* _To do_
Please return every line in the entries below with the word "true" in it.

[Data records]

↓↓↓

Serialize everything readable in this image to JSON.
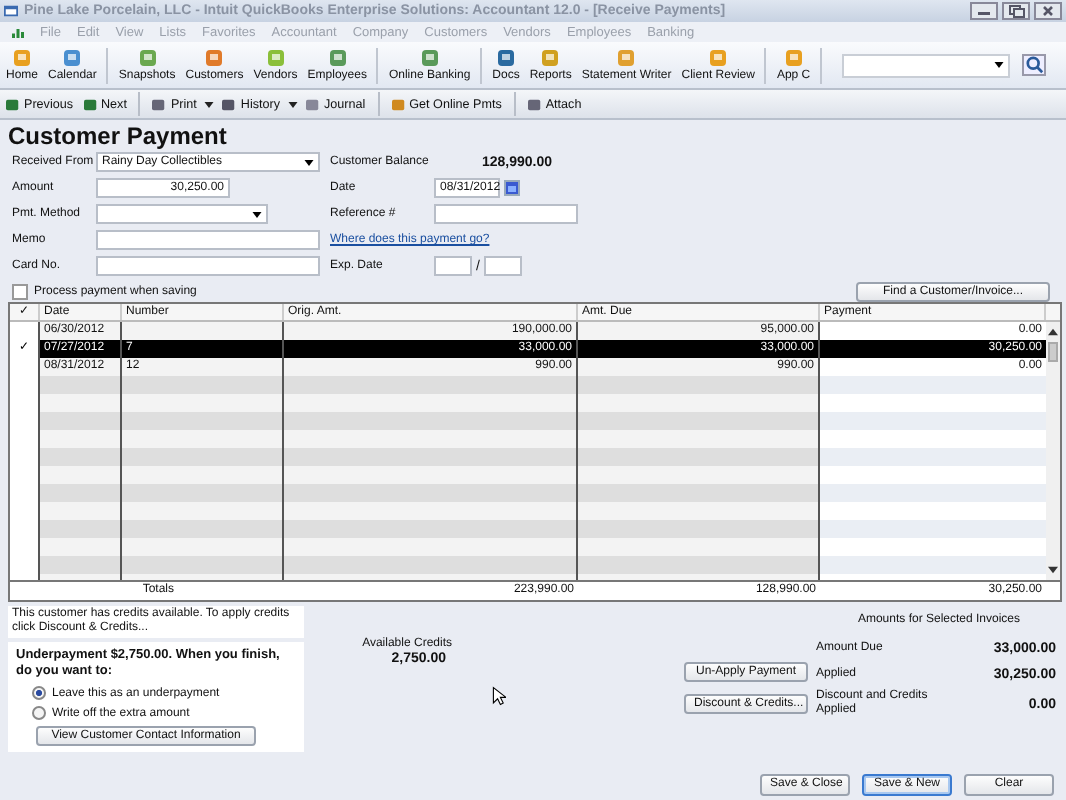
{
  "window": {
    "title": "Pine Lake Porcelain, LLC  - Intuit QuickBooks Enterprise Solutions: Accountant 12.0 - [Receive Payments]"
  },
  "menu": [
    "File",
    "Edit",
    "View",
    "Lists",
    "Favorites",
    "Accountant",
    "Company",
    "Customers",
    "Vendors",
    "Employees",
    "Banking"
  ],
  "toolbar": [
    [
      "Home",
      "Calendar"
    ],
    [
      "Snapshots",
      "Customers",
      "Vendors",
      "Employees"
    ],
    [
      "Online Banking"
    ],
    [
      "Docs",
      "Reports",
      "Statement Writer",
      "Client Review"
    ],
    [
      "App C"
    ]
  ],
  "action_bar": [
    {
      "label": "Previous",
      "dropdown": false
    },
    {
      "label": "Next",
      "dropdown": false
    },
    {
      "label": "Print",
      "dropdown": true
    },
    {
      "label": "History",
      "dropdown": true
    },
    {
      "label": "Journal",
      "dropdown": false
    },
    {
      "label": "Get Online Pmts",
      "dropdown": false
    },
    {
      "label": "Attach",
      "dropdown": false
    }
  ],
  "form": {
    "heading": "Customer Payment",
    "received_from": {
      "label": "Received From",
      "value": "Rainy Day Collectibles"
    },
    "customer_balance": {
      "label": "Customer Balance",
      "value": "128,990.00"
    },
    "amount": {
      "label": "Amount",
      "value": "30,250.00"
    },
    "date": {
      "label": "Date",
      "value": "08/31/2012"
    },
    "pmt_method": {
      "label": "Pmt. Method"
    },
    "reference": {
      "label": "Reference #"
    },
    "memo": {
      "label": "Memo"
    },
    "help_link": "Where does this payment go?",
    "card_no": {
      "label": "Card No."
    },
    "exp_date": {
      "label": "Exp. Date",
      "separator": "/"
    },
    "process_payment": {
      "label": "Process  payment when saving",
      "checked": false
    },
    "find_button": "Find a Customer/Invoice..."
  },
  "table": {
    "check_header": "✓",
    "columns": [
      "Date",
      "Number",
      "Orig. Amt.",
      "Amt. Due",
      "Payment"
    ],
    "rows": [
      {
        "checked": false,
        "selected": false,
        "cells": [
          "06/30/2012",
          "",
          "190,000.00",
          "95,000.00",
          "0.00"
        ]
      },
      {
        "checked": true,
        "selected": true,
        "cells": [
          "07/27/2012",
          "7",
          "33,000.00",
          "33,000.00",
          "30,250.00"
        ]
      },
      {
        "checked": false,
        "selected": false,
        "cells": [
          "08/31/2012",
          "12",
          "990.00",
          "990.00",
          "0.00"
        ]
      }
    ],
    "totals": {
      "label": "Totals",
      "values": [
        "223,990.00",
        "128,990.00",
        "30,250.00"
      ]
    }
  },
  "credits_note": "This customer has credits available. To apply credits click Discount & Credits...",
  "underpayment": {
    "message": "Underpayment $2,750.00. When you finish, do you want to:",
    "options": [
      {
        "label": "Leave this as an underpayment",
        "selected": true
      },
      {
        "label": "Write off the extra amount",
        "selected": false
      }
    ],
    "contact_button": "View Customer Contact Information"
  },
  "available_credits": {
    "label": "Available Credits",
    "value": "2,750.00"
  },
  "side_buttons": [
    "Un-Apply Payment",
    "Discount & Credits..."
  ],
  "amounts": {
    "heading": "Amounts for Selected Invoices",
    "items": [
      {
        "label": "Amount Due",
        "value": "33,000.00"
      },
      {
        "label": "Applied",
        "value": "30,250.00"
      },
      {
        "label": "Discount and Credits Applied",
        "value": "0.00"
      }
    ]
  },
  "footer_buttons": [
    {
      "label": "Save & Close",
      "default": false
    },
    {
      "label": "Save & New",
      "default": true
    },
    {
      "label": "Clear",
      "default": false
    }
  ]
}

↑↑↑

* _Reply_
      "dropdown": true
      "dropdown": true
        "checked": true,
        "selected": true,
        "selected": true
      "default": true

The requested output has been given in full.